Each time that the courts agree, the precariously balanced budget will tilt to the negative. It happens every year, which is why a budget that seems to be balanced in July often is out of whack by the following winter or spring.
The first shot has already been taken. The mayors from several cities with redevelopment agencies have filed suit that the state can not deny agencies their $1.7 billion generated annually.
They say that Proposition 22 enacted by the voters last year specifically prevents state government from raiding local treasuries. If the mayors and their agencies prevail, suddenly the budget will be out of balance by $1.7 billion.
There will be other suits on everything from shutting down parks that are supported with federal funds to the constitutionality of reducing mental health funding to withholding previously promised funds from public schools.
Every time the plaintiffs prevail, the size of the gap will balloon until we find ourselves several billions in the hole again as we approach the end of the fiscal year.
How can this happen? California's budget does not exist in a vacuum. Many financial commitments are determined by previous laws or court decisions; others must be made in concert with the design of federal law.
Last year, for example, federal courts forced the state to restore hundreds of millions of dollars in cuts to health and human services and several hundred million dollars more for state prison spending. The money can add up fast.
All this reminds us of the adage proffered by that wise philosopher-and-sometimes-baseball player Yogi Berra who once said,"It 'aint over 'til it's over."

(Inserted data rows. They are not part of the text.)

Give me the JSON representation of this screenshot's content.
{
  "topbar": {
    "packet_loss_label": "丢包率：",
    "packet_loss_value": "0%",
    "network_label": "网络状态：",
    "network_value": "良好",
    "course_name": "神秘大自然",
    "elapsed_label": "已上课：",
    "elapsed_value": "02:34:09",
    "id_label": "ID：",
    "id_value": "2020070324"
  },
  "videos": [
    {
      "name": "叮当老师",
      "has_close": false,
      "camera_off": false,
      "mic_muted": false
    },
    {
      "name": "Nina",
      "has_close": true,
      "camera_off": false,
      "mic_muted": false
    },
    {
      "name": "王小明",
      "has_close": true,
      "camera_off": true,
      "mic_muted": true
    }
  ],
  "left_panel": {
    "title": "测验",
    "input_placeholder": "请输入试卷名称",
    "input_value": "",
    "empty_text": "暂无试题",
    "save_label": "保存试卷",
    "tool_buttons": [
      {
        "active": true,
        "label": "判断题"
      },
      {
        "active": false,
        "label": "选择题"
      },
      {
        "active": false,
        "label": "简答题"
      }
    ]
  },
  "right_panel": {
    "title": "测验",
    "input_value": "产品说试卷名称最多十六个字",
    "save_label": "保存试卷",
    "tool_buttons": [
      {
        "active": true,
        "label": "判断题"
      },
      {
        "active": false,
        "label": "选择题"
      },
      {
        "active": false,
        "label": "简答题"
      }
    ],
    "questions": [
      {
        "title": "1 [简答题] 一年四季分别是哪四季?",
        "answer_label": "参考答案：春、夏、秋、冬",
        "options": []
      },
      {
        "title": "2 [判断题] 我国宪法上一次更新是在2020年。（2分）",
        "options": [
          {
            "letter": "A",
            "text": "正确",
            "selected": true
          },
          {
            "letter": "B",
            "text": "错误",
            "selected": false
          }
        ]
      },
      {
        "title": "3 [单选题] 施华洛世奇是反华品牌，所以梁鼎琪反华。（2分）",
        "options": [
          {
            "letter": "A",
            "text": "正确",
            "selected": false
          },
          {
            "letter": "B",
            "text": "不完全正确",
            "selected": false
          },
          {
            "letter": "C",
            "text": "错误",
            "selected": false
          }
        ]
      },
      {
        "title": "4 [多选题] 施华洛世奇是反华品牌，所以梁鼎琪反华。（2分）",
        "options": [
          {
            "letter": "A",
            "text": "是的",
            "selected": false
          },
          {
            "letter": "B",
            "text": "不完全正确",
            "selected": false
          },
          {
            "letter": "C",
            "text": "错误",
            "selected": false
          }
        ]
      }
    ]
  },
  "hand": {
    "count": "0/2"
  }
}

With respect to the new state budget, it won't be over until the responses to the last law suit are handed down. And with respect to a balanced budget, that could be strike three.